▶ **WORK ORDER**
In the listing below, find each line that holds "image" and list it.
▶
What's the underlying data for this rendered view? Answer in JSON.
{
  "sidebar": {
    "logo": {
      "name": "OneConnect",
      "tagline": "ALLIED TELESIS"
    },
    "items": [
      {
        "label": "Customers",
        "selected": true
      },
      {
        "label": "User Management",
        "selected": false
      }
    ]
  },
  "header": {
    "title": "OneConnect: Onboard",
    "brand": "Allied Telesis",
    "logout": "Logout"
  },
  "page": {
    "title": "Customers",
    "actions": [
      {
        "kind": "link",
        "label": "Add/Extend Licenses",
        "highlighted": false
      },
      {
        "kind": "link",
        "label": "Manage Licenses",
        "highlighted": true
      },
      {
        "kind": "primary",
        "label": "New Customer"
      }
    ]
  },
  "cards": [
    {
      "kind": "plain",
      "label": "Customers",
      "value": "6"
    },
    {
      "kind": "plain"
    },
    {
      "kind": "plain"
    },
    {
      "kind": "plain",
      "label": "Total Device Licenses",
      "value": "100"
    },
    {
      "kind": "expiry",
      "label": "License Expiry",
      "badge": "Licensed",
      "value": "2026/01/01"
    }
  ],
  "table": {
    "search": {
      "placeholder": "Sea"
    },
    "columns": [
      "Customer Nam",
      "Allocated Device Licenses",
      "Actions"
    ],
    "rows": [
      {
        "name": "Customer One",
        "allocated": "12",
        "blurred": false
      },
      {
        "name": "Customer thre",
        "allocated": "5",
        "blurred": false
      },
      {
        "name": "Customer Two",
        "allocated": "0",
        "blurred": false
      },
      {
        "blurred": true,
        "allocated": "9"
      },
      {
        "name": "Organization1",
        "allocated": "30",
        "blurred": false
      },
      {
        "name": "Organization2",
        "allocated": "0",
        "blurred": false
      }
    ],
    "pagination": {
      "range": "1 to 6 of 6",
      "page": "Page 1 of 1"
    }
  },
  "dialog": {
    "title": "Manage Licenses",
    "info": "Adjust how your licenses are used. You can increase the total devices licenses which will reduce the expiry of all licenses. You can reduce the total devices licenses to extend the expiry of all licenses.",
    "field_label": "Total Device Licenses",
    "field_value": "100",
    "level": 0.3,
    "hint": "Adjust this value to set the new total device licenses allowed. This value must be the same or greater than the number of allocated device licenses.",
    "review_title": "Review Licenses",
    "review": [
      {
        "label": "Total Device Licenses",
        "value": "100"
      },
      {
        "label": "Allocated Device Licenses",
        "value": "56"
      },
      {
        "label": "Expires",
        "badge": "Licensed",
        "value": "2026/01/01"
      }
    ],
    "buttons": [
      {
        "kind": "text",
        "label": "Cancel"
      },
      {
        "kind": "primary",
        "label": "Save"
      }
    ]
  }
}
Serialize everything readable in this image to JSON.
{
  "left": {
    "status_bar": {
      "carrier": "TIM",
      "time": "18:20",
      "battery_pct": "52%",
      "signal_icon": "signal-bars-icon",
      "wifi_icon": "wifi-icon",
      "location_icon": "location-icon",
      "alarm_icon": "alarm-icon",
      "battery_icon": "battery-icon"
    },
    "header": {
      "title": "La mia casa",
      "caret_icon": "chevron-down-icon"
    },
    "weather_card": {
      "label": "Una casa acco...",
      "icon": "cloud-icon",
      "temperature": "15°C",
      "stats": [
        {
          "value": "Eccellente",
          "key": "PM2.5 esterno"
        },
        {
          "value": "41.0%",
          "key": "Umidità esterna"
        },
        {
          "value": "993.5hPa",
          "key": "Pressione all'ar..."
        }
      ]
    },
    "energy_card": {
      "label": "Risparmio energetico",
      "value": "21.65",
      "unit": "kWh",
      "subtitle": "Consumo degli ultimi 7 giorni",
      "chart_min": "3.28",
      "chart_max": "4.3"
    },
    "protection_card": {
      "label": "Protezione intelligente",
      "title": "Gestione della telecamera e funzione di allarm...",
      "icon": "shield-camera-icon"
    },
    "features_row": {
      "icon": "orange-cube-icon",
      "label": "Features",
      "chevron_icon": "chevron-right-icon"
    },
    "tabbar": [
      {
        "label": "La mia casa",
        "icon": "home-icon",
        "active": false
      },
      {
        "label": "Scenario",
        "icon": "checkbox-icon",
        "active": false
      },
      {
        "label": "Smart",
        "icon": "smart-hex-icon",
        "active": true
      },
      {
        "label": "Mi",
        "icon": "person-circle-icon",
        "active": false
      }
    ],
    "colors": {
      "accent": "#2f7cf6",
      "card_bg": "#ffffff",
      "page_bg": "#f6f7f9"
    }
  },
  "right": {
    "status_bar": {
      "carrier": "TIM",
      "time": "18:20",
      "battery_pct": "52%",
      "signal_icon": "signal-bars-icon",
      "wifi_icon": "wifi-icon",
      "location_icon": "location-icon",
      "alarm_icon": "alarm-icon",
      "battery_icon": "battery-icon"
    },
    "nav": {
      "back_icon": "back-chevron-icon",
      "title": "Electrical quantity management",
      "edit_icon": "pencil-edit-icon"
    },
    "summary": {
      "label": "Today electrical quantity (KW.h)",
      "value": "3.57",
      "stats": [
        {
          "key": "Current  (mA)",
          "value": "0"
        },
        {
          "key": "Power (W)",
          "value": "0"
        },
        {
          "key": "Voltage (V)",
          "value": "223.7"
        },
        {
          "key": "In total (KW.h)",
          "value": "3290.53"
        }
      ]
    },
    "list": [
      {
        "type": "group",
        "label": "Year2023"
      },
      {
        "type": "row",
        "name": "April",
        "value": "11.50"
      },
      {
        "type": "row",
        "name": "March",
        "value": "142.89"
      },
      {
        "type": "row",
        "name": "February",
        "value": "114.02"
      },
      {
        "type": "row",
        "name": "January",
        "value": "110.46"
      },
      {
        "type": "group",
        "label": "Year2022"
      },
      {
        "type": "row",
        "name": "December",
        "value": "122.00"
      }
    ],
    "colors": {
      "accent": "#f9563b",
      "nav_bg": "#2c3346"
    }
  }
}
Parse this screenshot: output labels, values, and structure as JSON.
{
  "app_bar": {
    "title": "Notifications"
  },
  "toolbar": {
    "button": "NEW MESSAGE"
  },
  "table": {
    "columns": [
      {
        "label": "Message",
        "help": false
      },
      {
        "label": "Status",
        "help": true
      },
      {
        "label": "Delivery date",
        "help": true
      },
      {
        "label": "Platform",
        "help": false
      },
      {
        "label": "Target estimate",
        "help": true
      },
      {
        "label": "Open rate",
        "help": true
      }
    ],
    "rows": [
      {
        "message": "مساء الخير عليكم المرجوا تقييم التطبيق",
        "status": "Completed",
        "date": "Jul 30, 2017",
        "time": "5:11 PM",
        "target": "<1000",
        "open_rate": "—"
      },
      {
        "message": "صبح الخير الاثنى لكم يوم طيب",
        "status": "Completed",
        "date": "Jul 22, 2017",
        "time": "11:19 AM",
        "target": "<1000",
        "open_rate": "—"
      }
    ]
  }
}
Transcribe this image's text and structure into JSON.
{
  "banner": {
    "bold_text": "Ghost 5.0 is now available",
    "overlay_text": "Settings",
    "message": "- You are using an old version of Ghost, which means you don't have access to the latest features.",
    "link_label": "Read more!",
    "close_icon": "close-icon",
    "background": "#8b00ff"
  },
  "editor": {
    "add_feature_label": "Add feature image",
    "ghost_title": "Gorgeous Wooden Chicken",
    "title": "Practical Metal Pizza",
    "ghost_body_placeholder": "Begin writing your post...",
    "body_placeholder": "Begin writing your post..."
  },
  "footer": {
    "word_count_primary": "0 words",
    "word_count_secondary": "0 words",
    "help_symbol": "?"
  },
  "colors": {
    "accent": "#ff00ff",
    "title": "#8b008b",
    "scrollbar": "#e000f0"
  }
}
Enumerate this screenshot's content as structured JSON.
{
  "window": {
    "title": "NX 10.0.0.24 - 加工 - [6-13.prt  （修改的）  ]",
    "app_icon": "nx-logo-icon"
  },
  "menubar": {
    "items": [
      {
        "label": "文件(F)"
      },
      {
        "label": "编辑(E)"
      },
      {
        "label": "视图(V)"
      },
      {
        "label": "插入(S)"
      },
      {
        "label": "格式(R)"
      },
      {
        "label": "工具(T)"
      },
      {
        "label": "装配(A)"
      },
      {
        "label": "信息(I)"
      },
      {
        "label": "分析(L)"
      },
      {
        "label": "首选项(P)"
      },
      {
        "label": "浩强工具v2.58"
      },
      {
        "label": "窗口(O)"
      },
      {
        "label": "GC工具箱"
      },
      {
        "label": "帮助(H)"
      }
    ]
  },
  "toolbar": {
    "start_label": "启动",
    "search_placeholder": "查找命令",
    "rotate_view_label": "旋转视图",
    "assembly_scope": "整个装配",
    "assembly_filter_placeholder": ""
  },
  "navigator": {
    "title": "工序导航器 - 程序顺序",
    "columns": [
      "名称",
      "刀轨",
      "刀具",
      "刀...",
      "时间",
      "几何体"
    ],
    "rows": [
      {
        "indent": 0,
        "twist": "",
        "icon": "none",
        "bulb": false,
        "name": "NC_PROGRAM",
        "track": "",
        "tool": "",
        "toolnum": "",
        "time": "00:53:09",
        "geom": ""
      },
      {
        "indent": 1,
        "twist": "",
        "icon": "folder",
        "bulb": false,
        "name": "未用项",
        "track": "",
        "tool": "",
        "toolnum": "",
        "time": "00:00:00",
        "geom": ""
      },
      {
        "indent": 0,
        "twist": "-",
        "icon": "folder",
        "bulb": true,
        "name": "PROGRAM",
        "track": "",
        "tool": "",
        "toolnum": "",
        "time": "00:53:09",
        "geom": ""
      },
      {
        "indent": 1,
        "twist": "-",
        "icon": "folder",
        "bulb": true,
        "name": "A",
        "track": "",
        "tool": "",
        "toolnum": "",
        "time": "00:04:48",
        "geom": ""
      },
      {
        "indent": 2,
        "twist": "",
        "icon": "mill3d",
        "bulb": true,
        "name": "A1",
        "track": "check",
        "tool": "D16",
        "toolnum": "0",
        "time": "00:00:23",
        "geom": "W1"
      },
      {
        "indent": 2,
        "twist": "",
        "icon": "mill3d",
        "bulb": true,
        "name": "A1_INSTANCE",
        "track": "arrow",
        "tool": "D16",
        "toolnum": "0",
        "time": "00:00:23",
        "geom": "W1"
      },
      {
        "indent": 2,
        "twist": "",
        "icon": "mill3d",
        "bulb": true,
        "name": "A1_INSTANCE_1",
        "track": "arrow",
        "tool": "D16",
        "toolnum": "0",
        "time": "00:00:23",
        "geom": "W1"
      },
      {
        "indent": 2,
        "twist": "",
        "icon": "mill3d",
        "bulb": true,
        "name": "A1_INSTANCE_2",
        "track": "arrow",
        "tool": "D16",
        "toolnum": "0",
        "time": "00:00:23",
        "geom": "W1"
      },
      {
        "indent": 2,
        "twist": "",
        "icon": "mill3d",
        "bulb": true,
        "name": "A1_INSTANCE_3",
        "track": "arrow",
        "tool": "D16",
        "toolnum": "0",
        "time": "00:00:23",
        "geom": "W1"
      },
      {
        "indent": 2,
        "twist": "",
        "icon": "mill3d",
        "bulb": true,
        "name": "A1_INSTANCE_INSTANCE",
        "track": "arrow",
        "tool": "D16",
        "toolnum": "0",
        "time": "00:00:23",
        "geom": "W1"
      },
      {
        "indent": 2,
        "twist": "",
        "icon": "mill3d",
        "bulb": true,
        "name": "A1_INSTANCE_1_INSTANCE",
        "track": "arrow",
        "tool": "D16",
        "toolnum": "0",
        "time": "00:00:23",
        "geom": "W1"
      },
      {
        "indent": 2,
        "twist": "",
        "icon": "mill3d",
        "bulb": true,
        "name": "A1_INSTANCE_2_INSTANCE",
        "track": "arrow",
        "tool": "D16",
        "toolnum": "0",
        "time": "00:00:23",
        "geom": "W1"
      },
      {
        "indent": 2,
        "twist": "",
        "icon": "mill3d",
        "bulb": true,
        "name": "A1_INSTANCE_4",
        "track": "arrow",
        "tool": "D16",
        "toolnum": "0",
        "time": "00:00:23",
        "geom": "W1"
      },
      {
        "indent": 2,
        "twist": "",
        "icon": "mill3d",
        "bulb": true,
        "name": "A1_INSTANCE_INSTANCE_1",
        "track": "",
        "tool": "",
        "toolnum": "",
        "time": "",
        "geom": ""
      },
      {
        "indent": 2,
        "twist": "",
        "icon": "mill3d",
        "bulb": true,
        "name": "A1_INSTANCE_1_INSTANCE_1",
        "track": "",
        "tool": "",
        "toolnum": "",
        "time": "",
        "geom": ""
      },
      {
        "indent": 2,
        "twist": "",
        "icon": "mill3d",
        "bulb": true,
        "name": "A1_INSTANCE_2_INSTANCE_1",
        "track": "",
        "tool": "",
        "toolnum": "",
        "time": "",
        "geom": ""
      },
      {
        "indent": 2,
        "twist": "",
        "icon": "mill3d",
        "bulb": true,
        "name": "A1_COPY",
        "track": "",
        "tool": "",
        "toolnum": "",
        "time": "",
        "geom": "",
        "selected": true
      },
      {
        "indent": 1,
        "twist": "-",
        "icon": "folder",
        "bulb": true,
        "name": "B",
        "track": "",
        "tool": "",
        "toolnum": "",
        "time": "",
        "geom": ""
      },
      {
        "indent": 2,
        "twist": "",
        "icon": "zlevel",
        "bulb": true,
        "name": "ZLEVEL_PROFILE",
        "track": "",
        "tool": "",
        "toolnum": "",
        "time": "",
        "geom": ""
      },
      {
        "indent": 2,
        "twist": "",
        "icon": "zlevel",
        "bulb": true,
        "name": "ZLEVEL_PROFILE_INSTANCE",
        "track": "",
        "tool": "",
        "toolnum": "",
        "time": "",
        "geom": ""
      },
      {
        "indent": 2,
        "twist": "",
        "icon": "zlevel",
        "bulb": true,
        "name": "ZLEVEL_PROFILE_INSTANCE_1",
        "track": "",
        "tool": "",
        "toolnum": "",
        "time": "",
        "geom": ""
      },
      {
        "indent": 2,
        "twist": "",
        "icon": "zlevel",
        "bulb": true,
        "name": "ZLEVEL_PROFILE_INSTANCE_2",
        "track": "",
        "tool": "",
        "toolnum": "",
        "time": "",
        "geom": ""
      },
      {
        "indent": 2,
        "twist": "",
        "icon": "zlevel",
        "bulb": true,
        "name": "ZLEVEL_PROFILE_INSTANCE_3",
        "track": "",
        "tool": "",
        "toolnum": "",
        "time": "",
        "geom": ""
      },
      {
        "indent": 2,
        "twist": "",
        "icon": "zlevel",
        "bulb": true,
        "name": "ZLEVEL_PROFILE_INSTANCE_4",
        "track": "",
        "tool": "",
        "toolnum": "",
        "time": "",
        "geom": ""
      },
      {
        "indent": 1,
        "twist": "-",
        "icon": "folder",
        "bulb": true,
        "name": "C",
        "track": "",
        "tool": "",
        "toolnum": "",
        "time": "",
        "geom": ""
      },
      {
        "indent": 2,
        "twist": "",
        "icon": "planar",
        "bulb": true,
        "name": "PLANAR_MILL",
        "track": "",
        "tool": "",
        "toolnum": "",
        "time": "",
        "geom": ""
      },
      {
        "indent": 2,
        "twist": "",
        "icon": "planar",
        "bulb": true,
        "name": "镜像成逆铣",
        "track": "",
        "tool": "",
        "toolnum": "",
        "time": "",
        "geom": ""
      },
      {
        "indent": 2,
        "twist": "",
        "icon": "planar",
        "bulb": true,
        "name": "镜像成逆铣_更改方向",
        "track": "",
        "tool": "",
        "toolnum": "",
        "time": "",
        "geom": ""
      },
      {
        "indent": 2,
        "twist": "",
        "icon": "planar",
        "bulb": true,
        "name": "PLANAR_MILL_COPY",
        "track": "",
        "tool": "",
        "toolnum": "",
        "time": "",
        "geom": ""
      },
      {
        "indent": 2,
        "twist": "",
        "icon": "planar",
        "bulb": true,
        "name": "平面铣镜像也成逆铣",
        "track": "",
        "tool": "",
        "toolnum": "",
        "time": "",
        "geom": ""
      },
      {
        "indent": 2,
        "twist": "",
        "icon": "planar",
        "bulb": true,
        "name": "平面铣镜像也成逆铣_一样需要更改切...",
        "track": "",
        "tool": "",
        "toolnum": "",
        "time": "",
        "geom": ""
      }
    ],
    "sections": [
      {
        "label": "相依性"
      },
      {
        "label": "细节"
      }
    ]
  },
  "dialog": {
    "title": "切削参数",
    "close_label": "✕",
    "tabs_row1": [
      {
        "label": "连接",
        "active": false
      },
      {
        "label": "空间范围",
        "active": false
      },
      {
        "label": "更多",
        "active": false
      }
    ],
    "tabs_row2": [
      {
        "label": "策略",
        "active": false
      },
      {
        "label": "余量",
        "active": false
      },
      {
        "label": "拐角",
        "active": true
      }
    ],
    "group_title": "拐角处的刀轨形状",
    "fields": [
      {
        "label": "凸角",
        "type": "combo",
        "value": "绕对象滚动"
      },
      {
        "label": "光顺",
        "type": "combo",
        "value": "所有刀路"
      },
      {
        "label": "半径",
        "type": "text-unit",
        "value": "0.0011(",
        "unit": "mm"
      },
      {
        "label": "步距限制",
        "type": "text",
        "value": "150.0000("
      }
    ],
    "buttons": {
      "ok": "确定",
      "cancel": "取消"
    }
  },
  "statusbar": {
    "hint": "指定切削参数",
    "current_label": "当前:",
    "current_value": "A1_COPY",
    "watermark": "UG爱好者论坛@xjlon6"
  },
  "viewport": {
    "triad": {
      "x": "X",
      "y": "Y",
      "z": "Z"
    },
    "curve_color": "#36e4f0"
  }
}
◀
▶ **ANSWER AREA**
Serialize everything readable in this image to JSON.
Transcribe this image's text and structure into JSON.
    "add_feature_label": "Add feature image",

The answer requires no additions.